EXTRACTED ENTRIES below:

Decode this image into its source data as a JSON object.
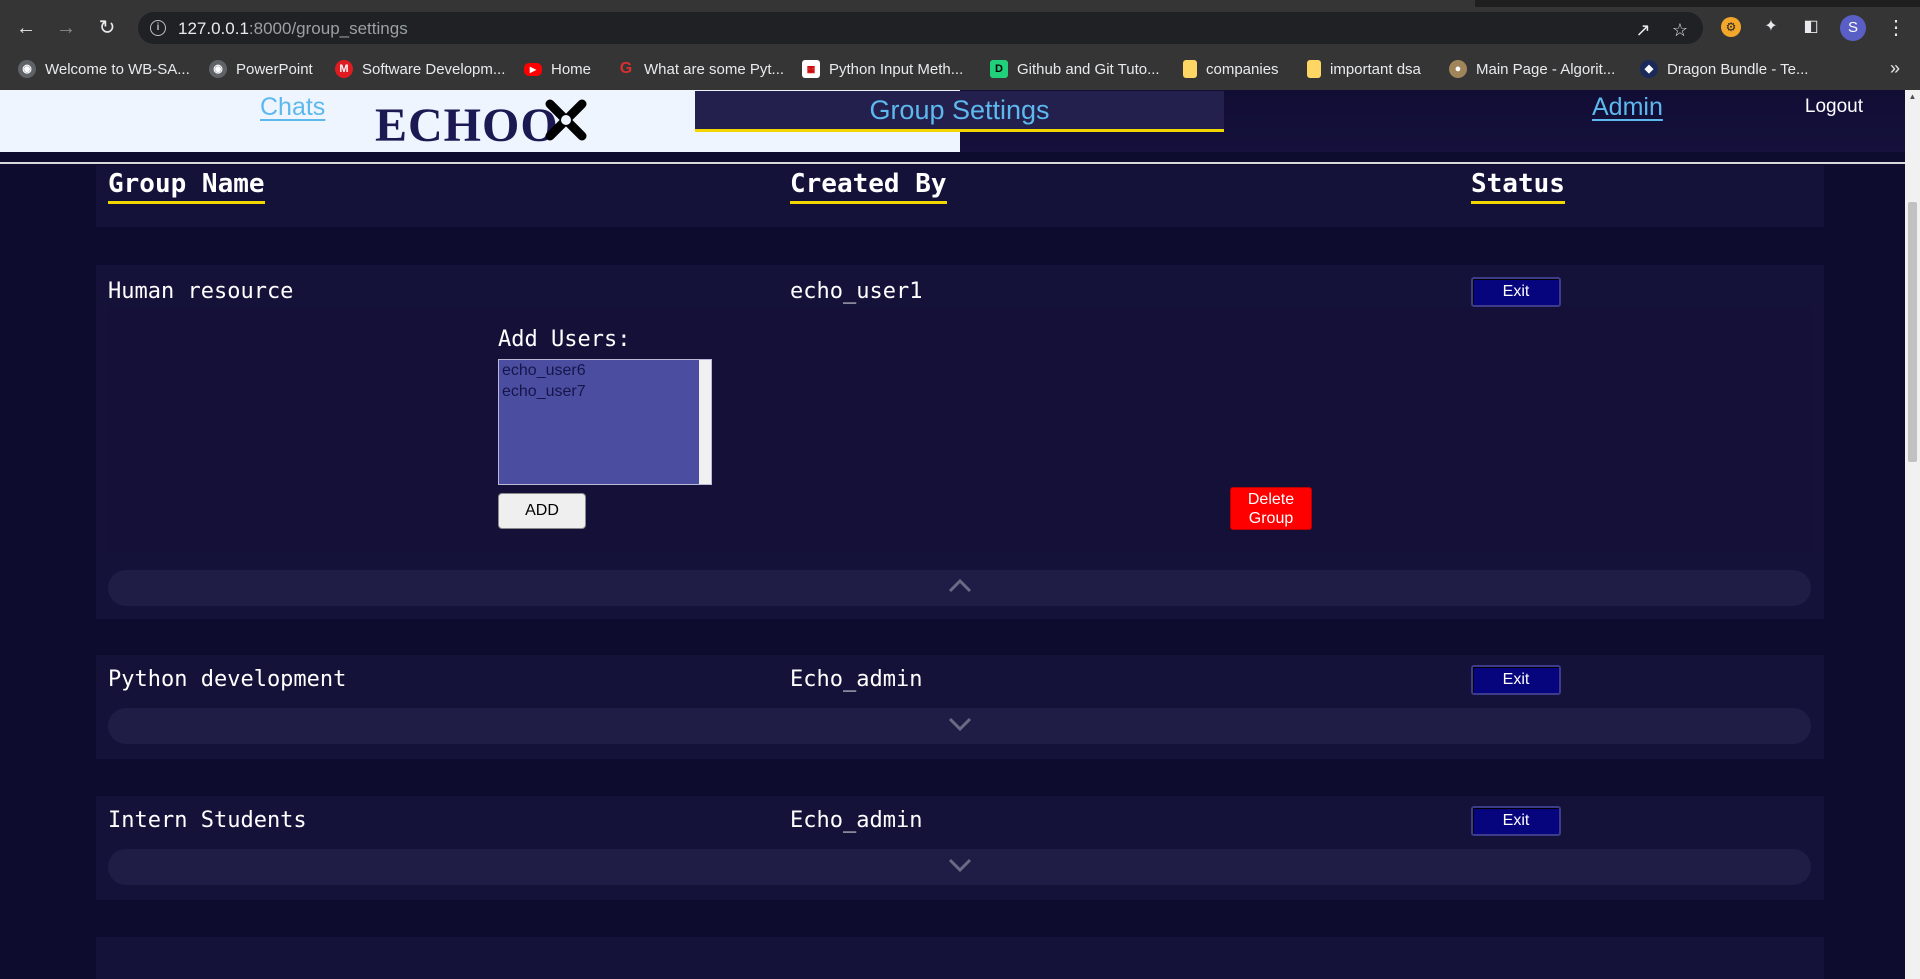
{
  "browser": {
    "url_host": "127.0.0.1",
    "url_path": ":8000/group_settings",
    "profile_initial": "S",
    "bookmarks": [
      {
        "label": "Welcome to WB-SA...",
        "icon": "globe-icon",
        "color": "#5f6368"
      },
      {
        "label": "PowerPoint",
        "icon": "globe-icon",
        "color": "#5f6368"
      },
      {
        "label": "Software Developm...",
        "icon": "m-logo-icon",
        "color": "#e01b22"
      },
      {
        "label": "Home",
        "icon": "youtube-icon",
        "color": "#ff0000"
      },
      {
        "label": "What are some Pyt...",
        "icon": "quora-icon",
        "color": "#d92f2f"
      },
      {
        "label": "Python Input Meth...",
        "icon": "page-icon",
        "color": "#ffffff"
      },
      {
        "label": "Github and Git Tuto...",
        "icon": "dc-icon",
        "color": "#21d07a"
      },
      {
        "label": "companies",
        "icon": "folder-icon",
        "color": "#fdd663"
      },
      {
        "label": "important dsa",
        "icon": "folder-icon",
        "color": "#fdd663"
      },
      {
        "label": "Main Page - Algorit...",
        "icon": "algo-icon",
        "color": "#a0855b"
      },
      {
        "label": "Dragon Bundle - Te...",
        "icon": "dragon-icon",
        "color": "#1b2a5a"
      }
    ]
  },
  "app": {
    "logo_text": "ECHOO",
    "logout_label": "Logout",
    "nav": {
      "chats": "Chats",
      "group_settings": "Group Settings",
      "admin": "Admin"
    },
    "colors": {
      "accent_yellow": "#f2d600",
      "link_blue": "#5db8ee",
      "exit_blue": "#07057e",
      "delete_red": "#ff0000"
    }
  },
  "table": {
    "headers": {
      "name": "Group Name",
      "created_by": "Created By",
      "status": "Status"
    },
    "groups": [
      {
        "name": "Human resource",
        "created_by": "echo_user1",
        "status_button": "Exit",
        "expanded": true,
        "add_users_label": "Add Users:",
        "user_options": [
          "echo_user6",
          "echo_user7"
        ],
        "add_button": "ADD",
        "delete_button_line1": "Delete",
        "delete_button_line2": "Group"
      },
      {
        "name": "Python development",
        "created_by": "Echo_admin",
        "status_button": "Exit",
        "expanded": false
      },
      {
        "name": "Intern Students",
        "created_by": "Echo_admin",
        "status_button": "Exit",
        "expanded": false
      }
    ]
  }
}
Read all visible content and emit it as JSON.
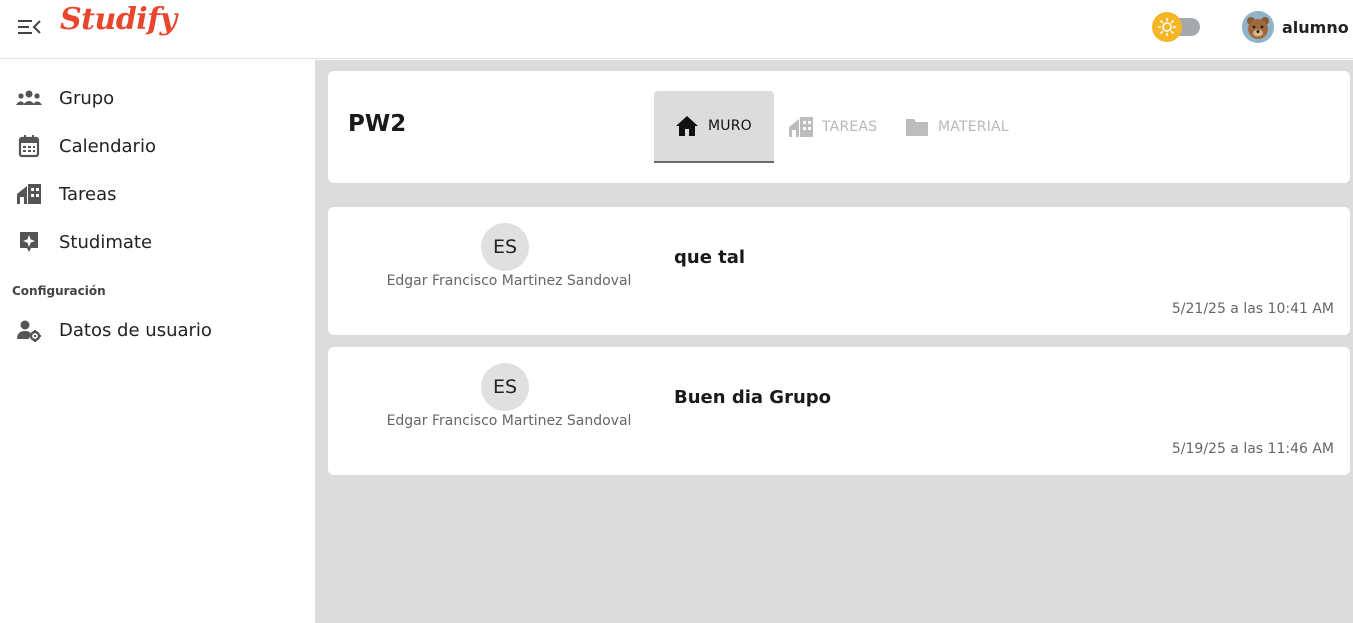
{
  "header": {
    "logo": "Studify",
    "user_name": "alumno",
    "menu_icon": "menu-collapse-icon",
    "theme_toggle_icon": "sun-icon"
  },
  "sidebar": {
    "items": [
      {
        "label": "Grupo",
        "icon": "group-icon"
      },
      {
        "label": "Calendario",
        "icon": "calendar-icon"
      },
      {
        "label": "Tareas",
        "icon": "tasks-icon"
      },
      {
        "label": "Studimate",
        "icon": "sparkle-icon"
      }
    ],
    "section_label": "Configuración",
    "config_items": [
      {
        "label": "Datos de usuario",
        "icon": "user-settings-icon"
      }
    ]
  },
  "course": {
    "title": "PW2",
    "tabs": [
      {
        "label": "MURO",
        "icon": "home-icon",
        "active": true
      },
      {
        "label": "TAREAS",
        "icon": "tasks-icon",
        "active": false
      },
      {
        "label": "MATERIAL",
        "icon": "folder-icon",
        "active": false
      }
    ]
  },
  "posts": [
    {
      "initials": "ES",
      "author": "Edgar Francisco Martinez Sandoval",
      "text": "que tal",
      "time": "5/21/25 a las 10:41 AM"
    },
    {
      "initials": "ES",
      "author": "Edgar Francisco Martinez Sandoval",
      "text": "Buen dia Grupo",
      "time": "5/19/25 a las 11:46 AM"
    }
  ],
  "colors": {
    "brand": "#e8472e",
    "sun": "#f5b625",
    "main_bg": "#dcdcdc"
  }
}
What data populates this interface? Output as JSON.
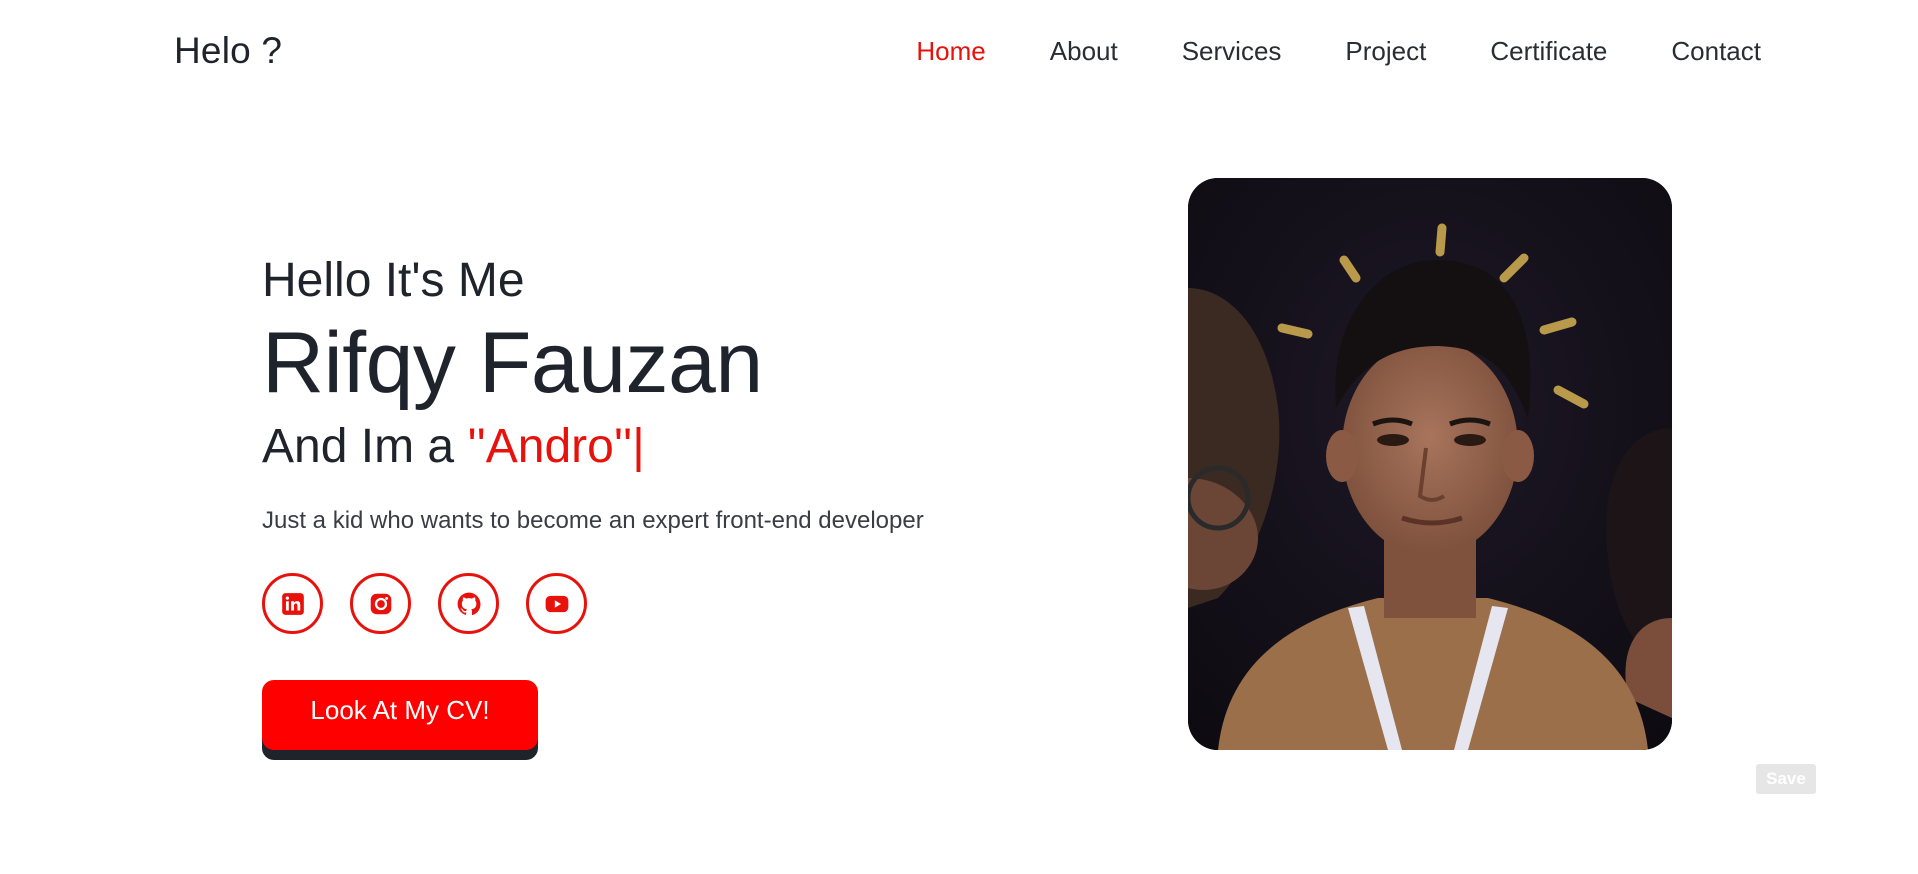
{
  "header": {
    "logo": "Helo ?",
    "nav": [
      {
        "label": "Home",
        "active": true
      },
      {
        "label": "About",
        "active": false
      },
      {
        "label": "Services",
        "active": false
      },
      {
        "label": "Project",
        "active": false
      },
      {
        "label": "Certificate",
        "active": false
      },
      {
        "label": "Contact",
        "active": false
      }
    ]
  },
  "hero": {
    "greeting": "Hello It's Me",
    "name": "Rifqy Fauzan",
    "role_prefix": "And Im a ",
    "role_highlight": "''Andro''",
    "role_cursor": "|",
    "tagline": "Just a kid who wants to become an expert front-end developer",
    "socials": [
      {
        "icon": "linkedin-icon"
      },
      {
        "icon": "instagram-icon"
      },
      {
        "icon": "github-icon"
      },
      {
        "icon": "youtube-icon"
      }
    ],
    "cv_button": "Look At My CV!"
  },
  "save_button": "Save",
  "colors": {
    "accent": "#e8120c",
    "button": "#ff0000",
    "text": "#1f232b"
  }
}
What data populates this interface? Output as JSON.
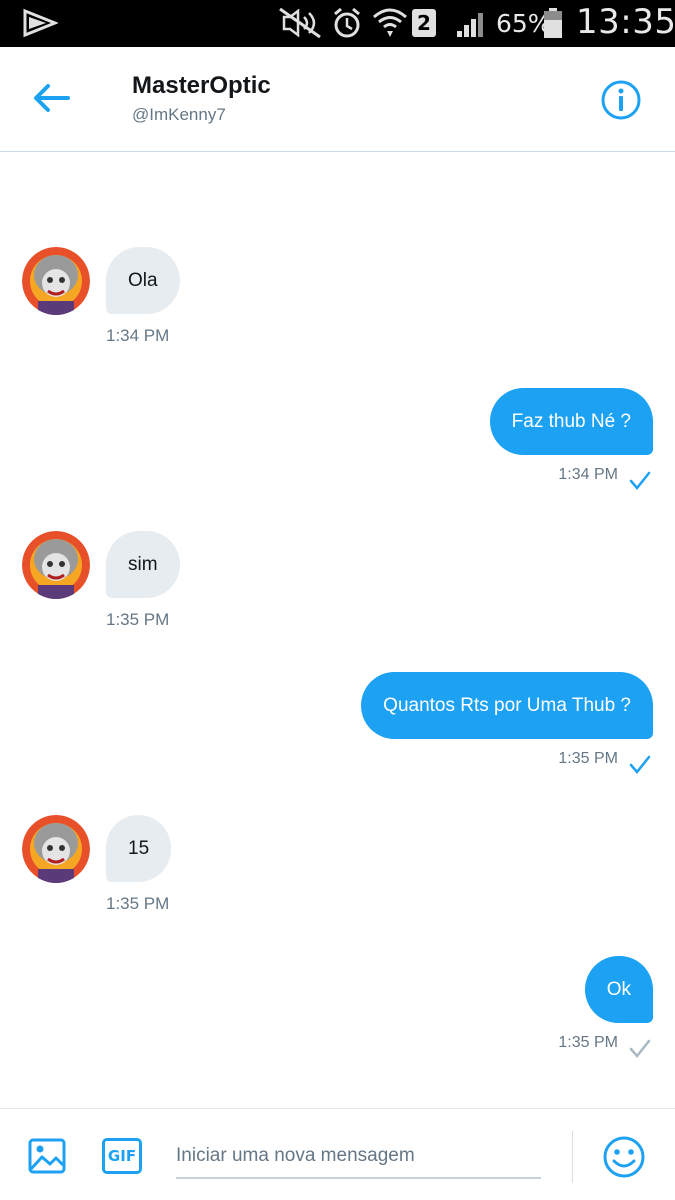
{
  "status_bar": {
    "battery_percent": "65%",
    "sim_slot": "2",
    "time": "13:35",
    "icons": [
      "play-icon",
      "mute-icon",
      "alarm-icon",
      "wifi-icon",
      "sim-icon",
      "signal-icon",
      "battery-icon"
    ]
  },
  "header": {
    "title": "MasterOptic",
    "handle": "@ImKenny7",
    "back_icon": "arrow-left-icon",
    "info_icon": "info-icon"
  },
  "messages": [
    {
      "direction": "in",
      "text": "Ola",
      "time": "1:34 PM"
    },
    {
      "direction": "out",
      "text": "Faz thub Né ?",
      "time": "1:34 PM",
      "status": "read"
    },
    {
      "direction": "in",
      "text": "sim",
      "time": "1:35 PM"
    },
    {
      "direction": "out",
      "text": "Quantos Rts por Uma Thub ?",
      "time": "1:35 PM",
      "status": "read"
    },
    {
      "direction": "in",
      "text": "15",
      "time": "1:35 PM"
    },
    {
      "direction": "out",
      "text": "Ok",
      "time": "1:35 PM",
      "status": "sent"
    }
  ],
  "composer": {
    "placeholder": "Iniciar uma nova mensagem",
    "value": "",
    "gif_label": "GIF",
    "image_icon": "image-icon",
    "emoji_icon": "emoji-icon"
  },
  "colors": {
    "accent": "#1da1f2",
    "incoming_bubble": "#e6ecf0",
    "secondary_text": "#657786",
    "sent_check": "#aab8c2"
  }
}
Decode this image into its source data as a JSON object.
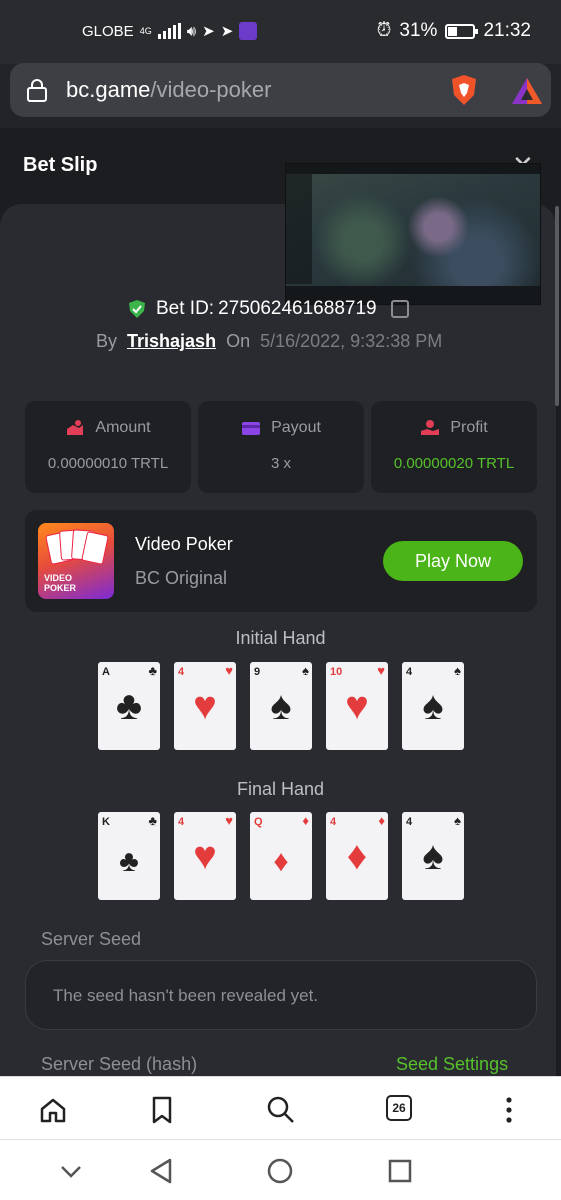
{
  "status_bar": {
    "carrier": "GLOBE",
    "network": "4G",
    "battery": "31%",
    "time": "21:32"
  },
  "browser": {
    "url_domain": "bc.game",
    "url_path": "/video-poker",
    "tab_count": "26"
  },
  "page": {
    "title": "Bet Slip",
    "bet_id_label": "Bet ID:",
    "bet_id": "275062461688719",
    "by_label": "By",
    "username": "Trishajash",
    "on_label": "On",
    "date": "5/16/2022, 9:32:38 PM",
    "stats": [
      {
        "label": "Amount",
        "value": "0.00000010 TRTL"
      },
      {
        "label": "Payout",
        "value": "3 x"
      },
      {
        "label": "Profit",
        "value": "0.00000020 TRTL"
      }
    ],
    "game": {
      "name": "Video Poker",
      "provider": "BC Original",
      "play_label": "Play Now",
      "thumb_text_1": "VIDEO",
      "thumb_text_2": "POKER"
    },
    "initial_hand_title": "Initial Hand",
    "initial_hand": [
      {
        "rank": "A",
        "suit": "♣",
        "color": "black"
      },
      {
        "rank": "4",
        "suit": "♥",
        "color": "red"
      },
      {
        "rank": "9",
        "suit": "♠",
        "color": "black"
      },
      {
        "rank": "10",
        "suit": "♥",
        "color": "red"
      },
      {
        "rank": "4",
        "suit": "♠",
        "color": "black"
      }
    ],
    "final_hand_title": "Final Hand",
    "final_hand": [
      {
        "rank": "K",
        "suit": "♣",
        "color": "black",
        "face": true
      },
      {
        "rank": "4",
        "suit": "♥",
        "color": "red"
      },
      {
        "rank": "Q",
        "suit": "♦",
        "color": "red",
        "face": true
      },
      {
        "rank": "4",
        "suit": "♦",
        "color": "red"
      },
      {
        "rank": "4",
        "suit": "♠",
        "color": "black"
      }
    ],
    "server_seed_label": "Server Seed",
    "server_seed_value": "The seed hasn't been revealed yet.",
    "server_seed_hash_label": "Server Seed (hash)",
    "seed_settings_label": "Seed Settings"
  },
  "colors": {
    "accent_green": "#4ab418",
    "profit_green": "#56c12b",
    "background": "#1c1d20"
  }
}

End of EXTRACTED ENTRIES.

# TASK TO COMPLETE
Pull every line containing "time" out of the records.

# PROBLEM SOLUTION
      "time": "5/21/25 a las 10:41 AM"
      "time": "5/19/25 a las 11:46 AM"
    "time": "13:35",
      "time": "1:34 PM"
      "time": "1:34 PM",
      "time": "1:35 PM"
      "time": "1:35 PM",
      "time": "1:35 PM"
      "time": "1:35 PM",
    "time": "21:32"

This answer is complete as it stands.